Population Displacement in Lithuania in the XXth Century: Experiences, Identities and Legacies is an edited volume written by historians from several countries offering a series of ground-breaking case studies on forced migration in Lithuania during and between the two World Wars. Starting with the premise that the mass movement of peoples during and after the Second World War needs to be understood in relation to the population displacement of the First World War, the authors draw on theoretical perspectives ranging from entangled histories, cultural theory and studies of nationalism to trace the ethnic, social and cultural transformation of Lithuanian society caused by the displacement of Lithuanians, Poles, Jews and Germans.
Contributors are: Tomas Balkelis, Daiva Dapkutė, Violeta Davoliūtė, Andrea Griffante, Ruth Leiserowitz, Klaus Richter, Vasilijus Safronovas, Vitalija Stravinskienė, Arūnas Streikus and Theodore R. Weeks.
The Research Centre for German and Austrian Exile Studies was founded in 1995, basing itself at the Institute of Germanic Studies of the University of London. Dr Anthony Grenville became Chairman of the Research Centre, whose members are Professor Charmian Brinson, Professor Richard Dove, Dr Marian Malet, Dr Jennifer Taylor, Dr Jana Buresova, Rachel Dickson, Dr Andrea Hammel, Dr Bea Lewkowicz, Sarah MacDougall, Dr Anna Nyburg, Professor Andrea Reiter and Professor Ian Wallace, with Dr Malet and Dr Taylor as Honorary Secretary. The aim of the Research Centre is to promote research in the field of German-speaking exiles in Great Britain. To this end it organises conferences and publishes their proceedings, holds research seminars, and publishes its own peer-reviewed Yearbook. Its members cooperate in the writing of scholarly studies, including a book about the German-speaking refugees from Hitler in Britain,

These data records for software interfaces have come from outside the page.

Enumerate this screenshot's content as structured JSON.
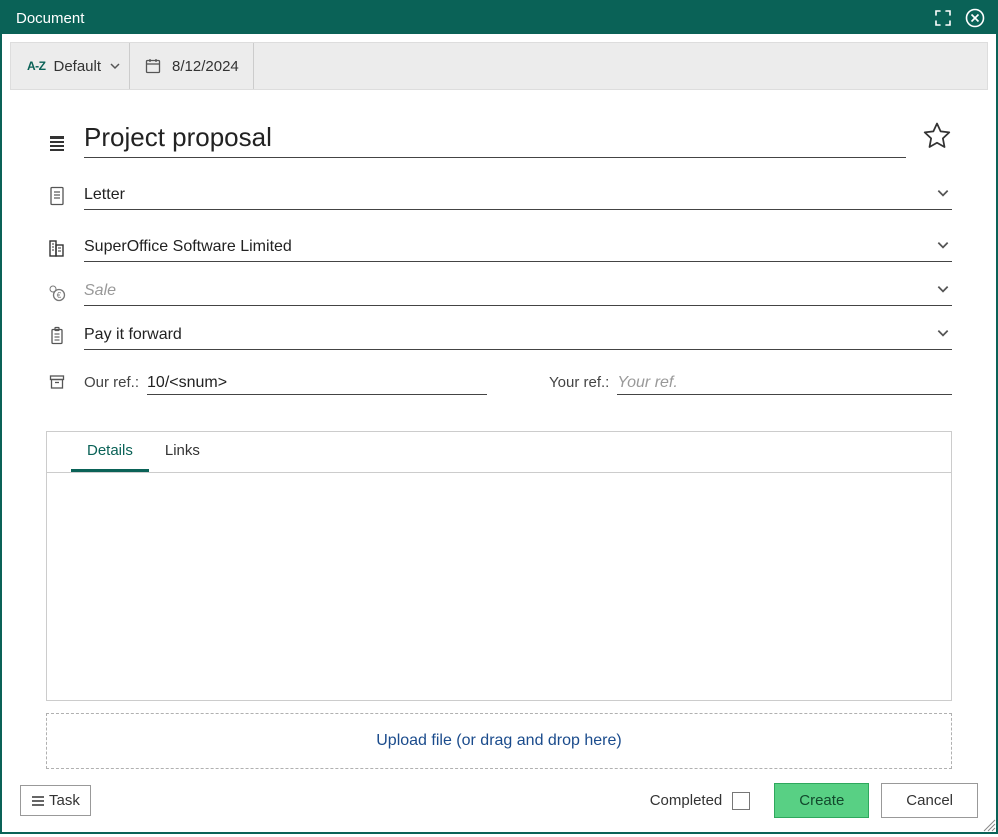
{
  "window": {
    "title": "Document"
  },
  "toolbar": {
    "language": "Default",
    "date": "8/12/2024"
  },
  "form": {
    "title": "Project proposal",
    "template": "Letter",
    "company": "SuperOffice Software Limited",
    "sale_placeholder": "Sale",
    "project": "Pay it forward",
    "our_ref_label": "Our ref.:",
    "our_ref_value": "10/<snum>",
    "your_ref_label": "Your ref.:",
    "your_ref_placeholder": "Your ref."
  },
  "tabs": [
    {
      "label": "Details",
      "active": true
    },
    {
      "label": "Links",
      "active": false
    }
  ],
  "upload": {
    "label": "Upload file (or drag and drop here)"
  },
  "footer": {
    "task": "Task",
    "completed_label": "Completed",
    "create": "Create",
    "cancel": "Cancel"
  }
}
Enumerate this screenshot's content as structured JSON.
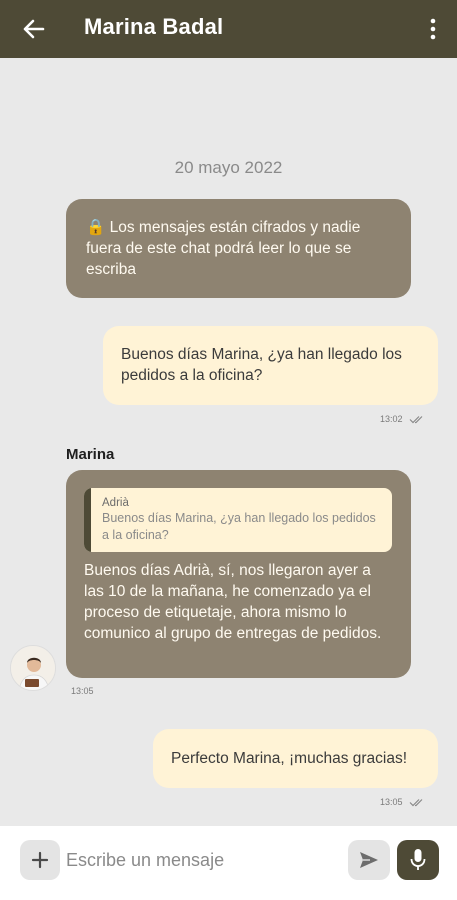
{
  "header": {
    "title": "Marina Badal",
    "back_icon": "arrow-left-icon",
    "menu_icon": "kebab-menu-icon"
  },
  "chat": {
    "date": "20 mayo 2022",
    "system_message": {
      "icon": "🔒",
      "text": " Los mensajes están cifrados y nadie fuera de este chat podrá leer lo que se escriba"
    },
    "messages": [
      {
        "type": "outgoing",
        "text": "Buenos días Marina, ¿ya han llegado los pedidos a la oficina?",
        "time": "13:02",
        "status_icon": "double-check-icon"
      },
      {
        "type": "incoming",
        "sender": "Marina",
        "quote": {
          "author": "Adrià",
          "text": "Buenos días Marina, ¿ya han llegado los pedidos a la oficina?"
        },
        "text": "Buenos días Adrià, sí, nos llegaron ayer a las 10 de la mañana, he comenzado ya el proceso de etiquetaje, ahora mismo lo comunico al grupo de entregas de pedidos.",
        "time": "13:05"
      },
      {
        "type": "outgoing",
        "text": "Perfecto Marina, ¡muchas gracias!",
        "time": "13:05",
        "status_icon": "double-check-icon"
      }
    ]
  },
  "composer": {
    "placeholder": "Escribe un mensaje",
    "value": ""
  },
  "colors": {
    "header": "#4e4a36",
    "bubble_dark": "#8e8371",
    "bubble_light": "#fff3d6",
    "background": "#e9e9e9"
  }
}
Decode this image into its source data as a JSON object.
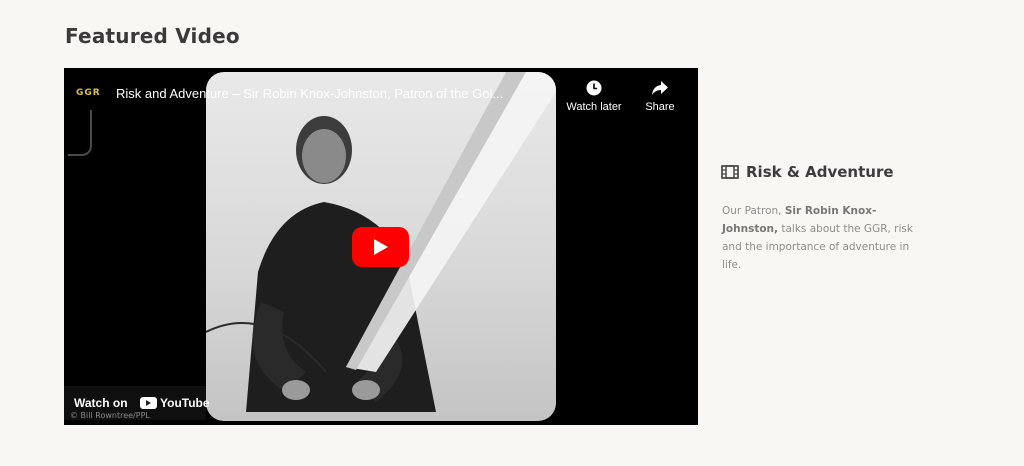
{
  "section": {
    "title": "Featured Video"
  },
  "video": {
    "title": "Risk and Adventure – Sir Robin Knox-Johnston, Patron of the Gol...",
    "channel_logo": "GGR",
    "watch_later_label": "Watch later",
    "share_label": "Share",
    "watch_on_label": "Watch on",
    "youtube_label": "YouTube",
    "credit": "© Bill Rowntree/PPL",
    "icons": {
      "watch_later": "clock-icon",
      "share": "share-arrow-icon",
      "play": "play-icon"
    },
    "play_button_color": "#ff0000"
  },
  "info": {
    "icon": "film-icon",
    "title": "Risk & Adventure",
    "body_prefix": "Our Patron, ",
    "body_name": "Sir Robin Knox-Johnston,",
    "body_suffix": " talks about the GGR, risk and the importance of adventure in life."
  }
}
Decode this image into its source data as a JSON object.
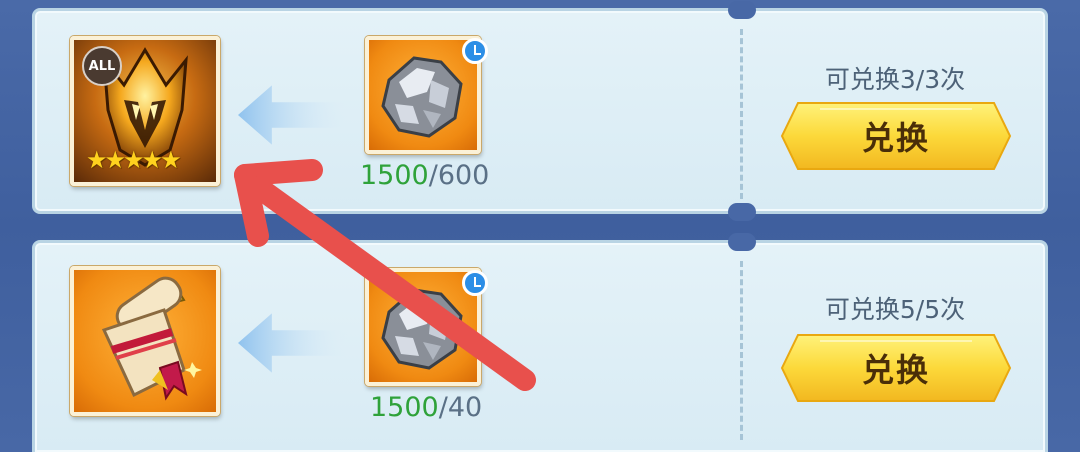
{
  "offers": [
    {
      "reward_icon": "golden-helmet-skin-icon",
      "reward_badge": "ALL",
      "reward_stars": 5,
      "cost_icon": "silver-ore-icon",
      "cost_have": "1500",
      "cost_separator": "/",
      "cost_need": "600",
      "remaining": "可兑换3/3次",
      "button_label": "兑换"
    },
    {
      "reward_icon": "scroll-icon",
      "cost_icon": "silver-ore-icon",
      "cost_have": "1500",
      "cost_separator": "/",
      "cost_need": "40",
      "remaining": "可兑换5/5次",
      "button_label": "兑换"
    }
  ],
  "colors": {
    "have": "#2fa23a",
    "need": "#5a7086",
    "button": "#f8d84a",
    "annotation_arrow": "#e8504c"
  }
}
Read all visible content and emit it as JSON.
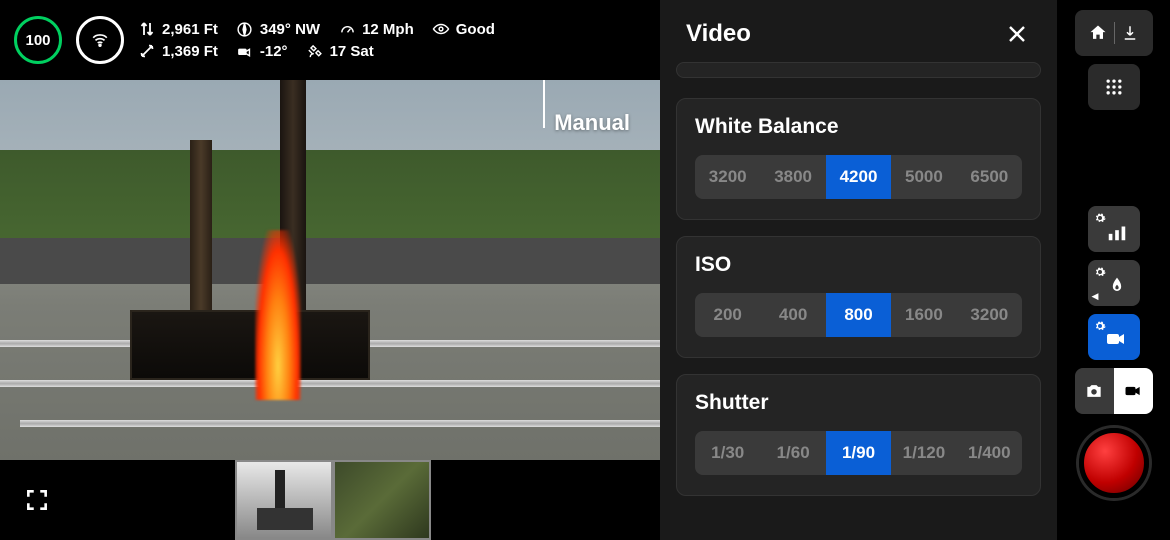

Changing Countries, and a study of the Austrian Centre in London, 1939-47. Though the Research Centre has primarily concerned itself with the German-speaking refugees from Nazism in Britain, it aims to extend its scope to include German-speaking exiles of other periods and comparable groups such as the Czech refugees from Hitler or Italian anti-Fascists. Given its location near the heart of the principal centre of settlement of the refugees from Germany, the Research Centre readily provides advice and useful contacts to scholars and postgraduates working in the field.
The editors welcome contributions relating to any aspect of the field of German-speaking exile in Great Britain, not limited to the refugees from Hitler in the mid-twentieth century. Articles should be sent on disk and in hard copy to the Hon. Secretary, Research Centre for German and Austrian Exile Studies, Institute of Germanic and Romance Studies, Senate House, Malet Street, London WC1E 7HU. A style sheet is available from the Hon. Secretary.
Brill Open offers you the choice to make your research freely accessible online in exchange for a Publication Charge. This can be by choice or to comply with funding mandates or university requirements. Brill offers various options of Open Access; for more information please go to the
Brill Open webpage.
The series published an average of one volume per year over the last 5 years.